*** SUPPLIED MATERIAL Section Begins ***

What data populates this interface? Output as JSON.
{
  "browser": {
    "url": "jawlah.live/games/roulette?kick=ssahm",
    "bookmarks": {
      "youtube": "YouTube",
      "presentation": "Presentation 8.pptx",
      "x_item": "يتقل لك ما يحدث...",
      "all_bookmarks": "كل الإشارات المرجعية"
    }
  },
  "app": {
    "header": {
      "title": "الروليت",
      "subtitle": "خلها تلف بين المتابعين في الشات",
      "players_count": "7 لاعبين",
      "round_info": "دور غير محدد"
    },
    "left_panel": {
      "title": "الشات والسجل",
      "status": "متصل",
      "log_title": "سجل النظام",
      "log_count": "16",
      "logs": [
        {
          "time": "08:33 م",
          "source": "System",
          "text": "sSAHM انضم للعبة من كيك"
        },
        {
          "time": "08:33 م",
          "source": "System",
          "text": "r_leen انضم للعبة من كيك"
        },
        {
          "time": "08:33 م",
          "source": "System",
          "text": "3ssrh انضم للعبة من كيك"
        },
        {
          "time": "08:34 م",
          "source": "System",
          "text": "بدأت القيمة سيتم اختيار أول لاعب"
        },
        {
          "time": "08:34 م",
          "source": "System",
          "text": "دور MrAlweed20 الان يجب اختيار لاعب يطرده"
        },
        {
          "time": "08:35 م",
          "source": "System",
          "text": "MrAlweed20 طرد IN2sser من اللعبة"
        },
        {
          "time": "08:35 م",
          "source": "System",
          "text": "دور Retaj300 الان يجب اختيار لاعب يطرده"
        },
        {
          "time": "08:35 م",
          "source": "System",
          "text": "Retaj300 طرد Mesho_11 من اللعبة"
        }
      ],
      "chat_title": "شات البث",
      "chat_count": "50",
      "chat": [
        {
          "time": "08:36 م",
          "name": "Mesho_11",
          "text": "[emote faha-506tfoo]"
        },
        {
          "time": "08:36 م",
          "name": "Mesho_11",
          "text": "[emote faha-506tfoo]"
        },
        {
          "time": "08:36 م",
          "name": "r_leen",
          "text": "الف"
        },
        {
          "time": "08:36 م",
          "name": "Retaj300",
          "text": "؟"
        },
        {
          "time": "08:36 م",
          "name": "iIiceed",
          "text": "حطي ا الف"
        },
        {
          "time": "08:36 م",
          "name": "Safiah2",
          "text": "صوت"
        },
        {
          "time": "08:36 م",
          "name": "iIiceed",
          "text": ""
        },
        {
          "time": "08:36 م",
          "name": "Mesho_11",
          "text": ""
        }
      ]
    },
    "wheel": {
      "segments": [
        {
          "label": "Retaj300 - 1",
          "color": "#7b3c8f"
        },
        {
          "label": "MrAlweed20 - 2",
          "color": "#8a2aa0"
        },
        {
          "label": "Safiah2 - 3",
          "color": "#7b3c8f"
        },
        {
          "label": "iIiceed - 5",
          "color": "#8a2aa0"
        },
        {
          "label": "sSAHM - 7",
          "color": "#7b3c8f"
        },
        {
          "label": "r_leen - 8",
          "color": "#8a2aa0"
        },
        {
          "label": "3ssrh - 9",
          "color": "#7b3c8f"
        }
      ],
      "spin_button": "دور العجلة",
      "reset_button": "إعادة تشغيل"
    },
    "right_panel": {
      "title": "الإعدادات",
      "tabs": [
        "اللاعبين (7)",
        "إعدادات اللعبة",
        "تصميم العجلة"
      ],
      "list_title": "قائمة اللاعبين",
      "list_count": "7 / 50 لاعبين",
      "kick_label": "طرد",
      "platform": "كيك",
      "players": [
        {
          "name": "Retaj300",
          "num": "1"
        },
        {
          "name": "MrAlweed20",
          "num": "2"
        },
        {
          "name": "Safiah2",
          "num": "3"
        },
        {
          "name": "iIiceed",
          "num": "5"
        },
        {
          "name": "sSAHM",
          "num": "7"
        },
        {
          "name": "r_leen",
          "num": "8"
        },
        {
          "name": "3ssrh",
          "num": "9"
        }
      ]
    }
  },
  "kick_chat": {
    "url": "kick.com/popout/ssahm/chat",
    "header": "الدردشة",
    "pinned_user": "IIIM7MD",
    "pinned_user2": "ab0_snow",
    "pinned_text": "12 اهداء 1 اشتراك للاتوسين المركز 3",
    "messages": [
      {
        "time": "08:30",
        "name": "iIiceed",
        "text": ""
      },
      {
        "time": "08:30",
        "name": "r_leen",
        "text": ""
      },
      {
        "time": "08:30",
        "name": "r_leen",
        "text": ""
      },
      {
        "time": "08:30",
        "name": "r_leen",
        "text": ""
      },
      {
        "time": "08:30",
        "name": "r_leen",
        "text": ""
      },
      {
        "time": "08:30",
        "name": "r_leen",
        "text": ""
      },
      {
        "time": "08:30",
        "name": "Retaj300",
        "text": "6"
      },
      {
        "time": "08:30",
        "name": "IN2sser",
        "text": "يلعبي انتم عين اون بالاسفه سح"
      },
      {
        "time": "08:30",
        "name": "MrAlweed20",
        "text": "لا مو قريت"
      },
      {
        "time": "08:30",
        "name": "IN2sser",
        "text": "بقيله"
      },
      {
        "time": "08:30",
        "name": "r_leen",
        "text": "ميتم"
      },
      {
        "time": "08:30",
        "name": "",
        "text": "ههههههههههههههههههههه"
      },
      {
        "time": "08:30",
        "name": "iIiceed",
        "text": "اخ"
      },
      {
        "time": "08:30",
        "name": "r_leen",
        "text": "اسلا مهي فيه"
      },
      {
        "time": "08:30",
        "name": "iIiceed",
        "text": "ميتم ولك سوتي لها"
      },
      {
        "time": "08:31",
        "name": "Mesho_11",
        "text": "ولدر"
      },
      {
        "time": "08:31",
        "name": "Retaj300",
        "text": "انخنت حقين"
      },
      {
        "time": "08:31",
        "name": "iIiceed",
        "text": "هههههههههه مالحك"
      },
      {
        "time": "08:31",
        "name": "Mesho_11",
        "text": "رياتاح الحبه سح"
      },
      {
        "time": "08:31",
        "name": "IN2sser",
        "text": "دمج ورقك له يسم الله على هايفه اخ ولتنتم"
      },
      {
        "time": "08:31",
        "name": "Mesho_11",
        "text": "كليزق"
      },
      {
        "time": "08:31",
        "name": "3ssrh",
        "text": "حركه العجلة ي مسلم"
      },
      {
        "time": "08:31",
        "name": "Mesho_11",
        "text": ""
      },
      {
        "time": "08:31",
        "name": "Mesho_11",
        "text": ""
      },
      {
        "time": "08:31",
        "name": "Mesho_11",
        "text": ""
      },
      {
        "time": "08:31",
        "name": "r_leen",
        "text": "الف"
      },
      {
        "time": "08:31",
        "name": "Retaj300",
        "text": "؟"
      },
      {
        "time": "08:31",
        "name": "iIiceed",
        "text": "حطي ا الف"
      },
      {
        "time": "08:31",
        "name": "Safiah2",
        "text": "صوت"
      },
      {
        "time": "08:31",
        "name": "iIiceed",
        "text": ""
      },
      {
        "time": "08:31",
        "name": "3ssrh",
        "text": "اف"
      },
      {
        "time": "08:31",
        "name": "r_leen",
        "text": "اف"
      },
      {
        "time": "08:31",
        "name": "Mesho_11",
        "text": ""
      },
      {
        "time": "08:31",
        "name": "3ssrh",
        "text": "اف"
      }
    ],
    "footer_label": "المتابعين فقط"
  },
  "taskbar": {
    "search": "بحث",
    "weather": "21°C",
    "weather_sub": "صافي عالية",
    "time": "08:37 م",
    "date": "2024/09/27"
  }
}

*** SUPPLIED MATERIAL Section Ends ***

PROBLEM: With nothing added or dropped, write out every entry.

ANSWER FOR THE TASK:
What data populates this interface? Output as JSON.
{
  "browser": {
    "url": "jawlah.live/games/roulette?kick=ssahm",
    "bookmarks": {
      "youtube": "YouTube",
      "presentation": "Presentation 8.pptx",
      "x_item": "يتقل لك ما يحدث...",
      "all_bookmarks": "كل الإشارات المرجعية"
    }
  },
  "app": {
    "header": {
      "title": "الروليت",
      "subtitle": "خلها تلف بين المتابعين في الشات",
      "players_count": "7 لاعبين",
      "round_info": "دور غير محدد"
    },
    "left_panel": {
      "title": "الشات والسجل",
      "status": "متصل",
      "log_title": "سجل النظام",
      "log_count": "16",
      "logs": [
        {
          "time": "08:33 م",
          "source": "System",
          "text": "sSAHM انضم للعبة من كيك"
        },
        {
          "time": "08:33 م",
          "source": "System",
          "text": "r_leen انضم للعبة من كيك"
        },
        {
          "time": "08:33 م",
          "source": "System",
          "text": "3ssrh انضم للعبة من كيك"
        },
        {
          "time": "08:34 م",
          "source": "System",
          "text": "بدأت القيمة سيتم اختيار أول لاعب"
        },
        {
          "time": "08:34 م",
          "source": "System",
          "text": "دور MrAlweed20 الان يجب اختيار لاعب يطرده"
        },
        {
          "time": "08:35 م",
          "source": "System",
          "text": "MrAlweed20 طرد IN2sser من اللعبة"
        },
        {
          "time": "08:35 م",
          "source": "System",
          "text": "دور Retaj300 الان يجب اختيار لاعب يطرده"
        },
        {
          "time": "08:35 م",
          "source": "System",
          "text": "Retaj300 طرد Mesho_11 من اللعبة"
        }
      ],
      "chat_title": "شات البث",
      "chat_count": "50",
      "chat": [
        {
          "time": "08:36 م",
          "name": "Mesho_11",
          "text": "[emote faha-506tfoo]"
        },
        {
          "time": "08:36 م",
          "name": "Mesho_11",
          "text": "[emote faha-506tfoo]"
        },
        {
          "time": "08:36 م",
          "name": "r_leen",
          "text": "الف"
        },
        {
          "time": "08:36 م",
          "name": "Retaj300",
          "text": "؟"
        },
        {
          "time": "08:36 م",
          "name": "iIiceed",
          "text": "حطي ا الف"
        },
        {
          "time": "08:36 م",
          "name": "Safiah2",
          "text": "صوت"
        },
        {
          "time": "08:36 م",
          "name": "iIiceed",
          "text": ""
        },
        {
          "time": "08:36 م",
          "name": "Mesho_11",
          "text": ""
        }
      ]
    },
    "wheel": {
      "segments": [
        {
          "label": "Retaj300 - 1",
          "color": "#7b3c8f"
        },
        {
          "label": "MrAlweed20 - 2",
          "color": "#8a2aa0"
        },
        {
          "label": "Safiah2 - 3",
          "color": "#7b3c8f"
        },
        {
          "label": "iIiceed - 5",
          "color": "#8a2aa0"
        },
        {
          "label": "sSAHM - 7",
          "color": "#7b3c8f"
        },
        {
          "label": "r_leen - 8",
          "color": "#8a2aa0"
        },
        {
          "label": "3ssrh - 9",
          "color": "#7b3c8f"
        }
      ],
      "spin_button": "دور العجلة",
      "reset_button": "إعادة تشغيل"
    },
    "right_panel": {
      "title": "الإعدادات",
      "tabs": [
        "اللاعبين (7)",
        "إعدادات اللعبة",
        "تصميم العجلة"
      ],
      "list_title": "قائمة اللاعبين",
      "list_count": "7 / 50 لاعبين",
      "kick_label": "طرد",
      "platform": "كيك",
      "players": [
        {
          "name": "Retaj300",
          "num": "1"
        },
        {
          "name": "MrAlweed20",
          "num": "2"
        },
        {
          "name": "Safiah2",
          "num": "3"
        },
        {
          "name": "iIiceed",
          "num": "5"
        },
        {
          "name": "sSAHM",
          "num": "7"
        },
        {
          "name": "r_leen",
          "num": "8"
        },
        {
          "name": "3ssrh",
          "num": "9"
        }
      ]
    }
  },
  "kick_chat": {
    "url": "kick.com/popout/ssahm/chat",
    "header": "الدردشة",
    "pinned_user": "IIIM7MD",
    "pinned_user2": "ab0_snow",
    "pinned_text": "12 اهداء 1 اشتراك للاتوسين المركز 3",
    "messages": [
      {
        "time": "08:30",
        "name": "iIiceed",
        "text": ""
      },
      {
        "time": "08:30",
        "name": "r_leen",
        "text": ""
      },
      {
        "time": "08:30",
        "name": "r_leen",
        "text": ""
      },
      {
        "time": "08:30",
        "name": "r_leen",
        "text": ""
      },
      {
        "time": "08:30",
        "name": "r_leen",
        "text": ""
      },
      {
        "time": "08:30",
        "name": "r_leen",
        "text": ""
      },
      {
        "time": "08:30",
        "name": "Retaj300",
        "text": "6"
      },
      {
        "time": "08:30",
        "name": "IN2sser",
        "text": "يلعبي انتم عين اون بالاسفه سح"
      },
      {
        "time": "08:30",
        "name": "MrAlweed20",
        "text": "لا مو قريت"
      },
      {
        "time": "08:30",
        "name": "IN2sser",
        "text": "بقيله"
      },
      {
        "time": "08:30",
        "name": "r_leen",
        "text": "ميتم"
      },
      {
        "time": "08:30",
        "name": "",
        "text": "ههههههههههههههههههههه"
      },
      {
        "time": "08:30",
        "name": "iIiceed",
        "text": "اخ"
      },
      {
        "time": "08:30",
        "name": "r_leen",
        "text": "اسلا مهي فيه"
      },
      {
        "time": "08:30",
        "name": "iIiceed",
        "text": "ميتم ولك سوتي لها"
      },
      {
        "time": "08:31",
        "name": "Mesho_11",
        "text": "ولدر"
      },
      {
        "time": "08:31",
        "name": "Retaj300",
        "text": "انخنت حقين"
      },
      {
        "time": "08:31",
        "name": "iIiceed",
        "text": "هههههههههه مالحك"
      },
      {
        "time": "08:31",
        "name": "Mesho_11",
        "text": "رياتاح الحبه سح"
      },
      {
        "time": "08:31",
        "name": "IN2sser",
        "text": "دمج ورقك له يسم الله على هايفه اخ ولتنتم"
      },
      {
        "time": "08:31",
        "name": "Mesho_11",
        "text": "كليزق"
      },
      {
        "time": "08:31",
        "name": "3ssrh",
        "text": "حركه العجلة ي مسلم"
      },
      {
        "time": "08:31",
        "name": "Mesho_11",
        "text": ""
      },
      {
        "time": "08:31",
        "name": "Mesho_11",
        "text": ""
      },
      {
        "time": "08:31",
        "name": "Mesho_11",
        "text": ""
      },
      {
        "time": "08:31",
        "name": "r_leen",
        "text": "الف"
      },
      {
        "time": "08:31",
        "name": "Retaj300",
        "text": "؟"
      },
      {
        "time": "08:31",
        "name": "iIiceed",
        "text": "حطي ا الف"
      },
      {
        "time": "08:31",
        "name": "Safiah2",
        "text": "صوت"
      },
      {
        "time": "08:31",
        "name": "iIiceed",
        "text": ""
      },
      {
        "time": "08:31",
        "name": "3ssrh",
        "text": "اف"
      },
      {
        "time": "08:31",
        "name": "r_leen",
        "text": "اف"
      },
      {
        "time": "08:31",
        "name": "Mesho_11",
        "text": ""
      },
      {
        "time": "08:31",
        "name": "3ssrh",
        "text": "اف"
      }
    ],
    "footer_label": "المتابعين فقط"
  },
  "taskbar": {
    "search": "بحث",
    "weather": "21°C",
    "weather_sub": "صافي عالية",
    "time": "08:37 م",
    "date": "2024/09/27"
  }
}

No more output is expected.